- WORK TASK: Report the lines of the material that carry the string "Inglês".

- GIVEN INFORMATION:

----

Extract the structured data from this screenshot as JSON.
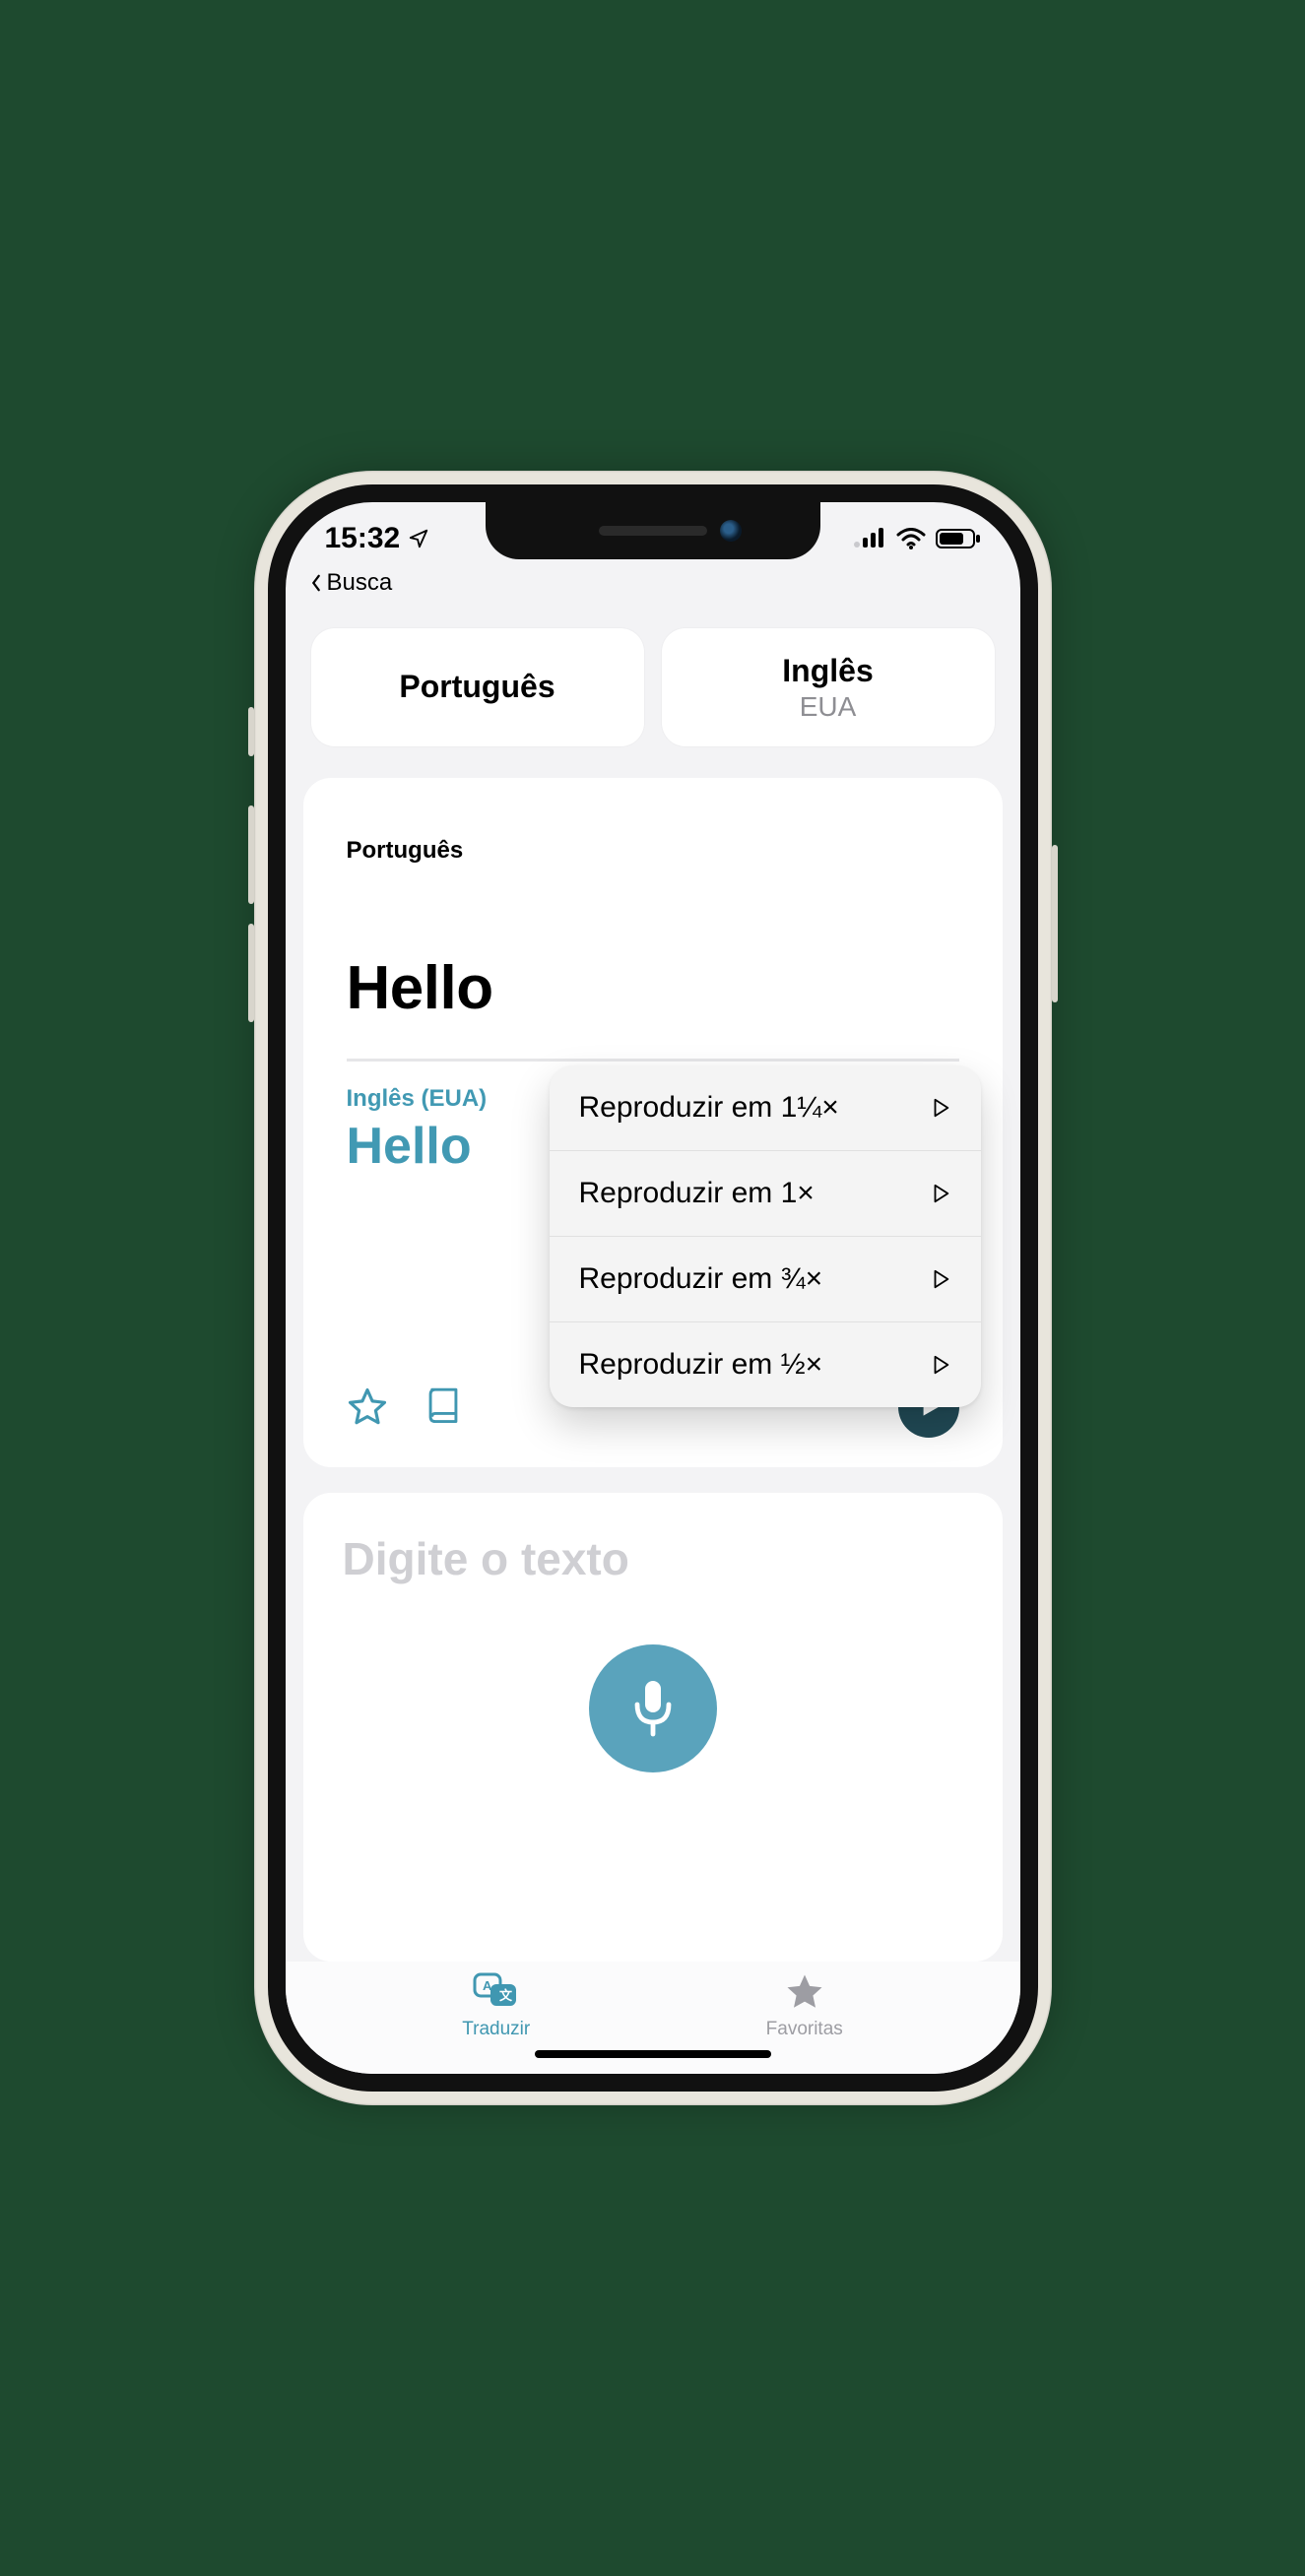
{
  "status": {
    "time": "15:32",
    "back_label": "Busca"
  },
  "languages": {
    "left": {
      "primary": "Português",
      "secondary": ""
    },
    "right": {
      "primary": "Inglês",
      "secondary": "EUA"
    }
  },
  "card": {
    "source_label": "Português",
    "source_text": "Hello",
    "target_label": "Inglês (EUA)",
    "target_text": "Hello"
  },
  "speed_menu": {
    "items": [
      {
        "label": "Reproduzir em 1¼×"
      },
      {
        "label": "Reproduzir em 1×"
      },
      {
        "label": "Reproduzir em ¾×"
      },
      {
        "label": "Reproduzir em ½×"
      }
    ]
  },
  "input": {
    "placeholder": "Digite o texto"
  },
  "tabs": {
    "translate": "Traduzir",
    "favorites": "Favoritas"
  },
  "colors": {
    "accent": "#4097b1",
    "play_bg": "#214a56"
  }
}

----

- RESULT:
      "primary": "Inglês",
    "target_label": "Inglês (EUA)",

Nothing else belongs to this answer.